Ida soon reveals herself as perhaps the strangest character in this whole mix, and she’s not even a serial killer or a washed-up detective. At dinner with Hodges, she asks some personal questions, including the last time he had sex. This soon turns into a proposition, with Ida even pulling out a naked picture of herself (which freaks out her neighbor). However, she admits that the ask has more serious undertones. She watched her husband wither away and die after his retirement, having lost all purpose in life, and is seeing signs of the same happening to Hodges. She warns him that he needs some kind of purpose in life. Casual romance with a neighbor seems as good as any.
Though Hodges seems somewhat intrigued by Ida, he finds purpose in a different area: solving the case that still haunts him. His interest in the Mercedes killings is revived when he suddenly gets a message from the killer. The message features a talking smiley face and Max Headroom-style glitch aesthetic as it mocks Hodges for publicly promising to catch the killer and then failing to do so. As if mocking the dead weren’t creepy enough, the killer says he actually wore a condom that night, because he was worried all the killing would excite him so much he might ejaculate and leave behind DNA evidence. In a final “screw you,” the message deletes after playing once. Hodges asks Jerome (Jharrel Jerome), the young man Ida pays for yard work, for help, but Jerome notes that whoever did this really knows their stuff.
We then cut to the man himself and get a look inside Brady’s twisted psyche. It turns out his mom (Kelly Lynch) is an alcoholic who spends all day in front of the TV, and there is quite a bit of an Oedipal complex going on — after she gives Brady a kiss, he goes off and immediately masturbates.

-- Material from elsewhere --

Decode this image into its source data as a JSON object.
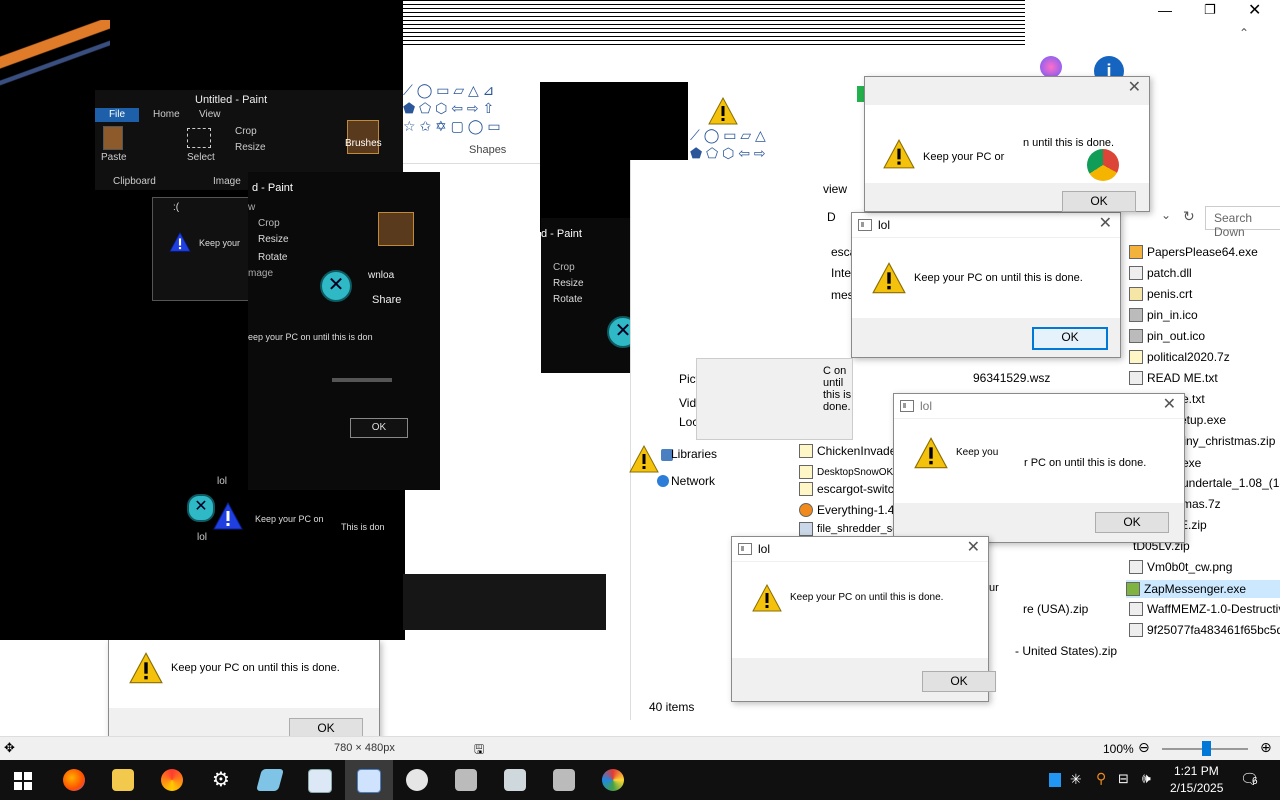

Hodges’ interest in the case is by now totally revived, to the point where he pressures a former co-worker into letting him see the car again. Hodges even sits in the car and imagines himself driving it and running all those people over. And his connection with Brady is only growing — at episode’s end, they come close to finally meeting. After getting off from his computer job, Brady transitions to his second job driving an ice cream truck. As all the kids rush out to get treats, Hodges finds another tennis ball in his yard. He thinks it’s those damn kids again, until he turns it over and finds the ball emblazoned with the smiley face from the video. The game, as they say, is afoot.
This episode was a little slow, but I’m interested in seeing where it goes. Brady’s an intriguing villain, and I’m digging the socioeconomic commentary running underneath the plot.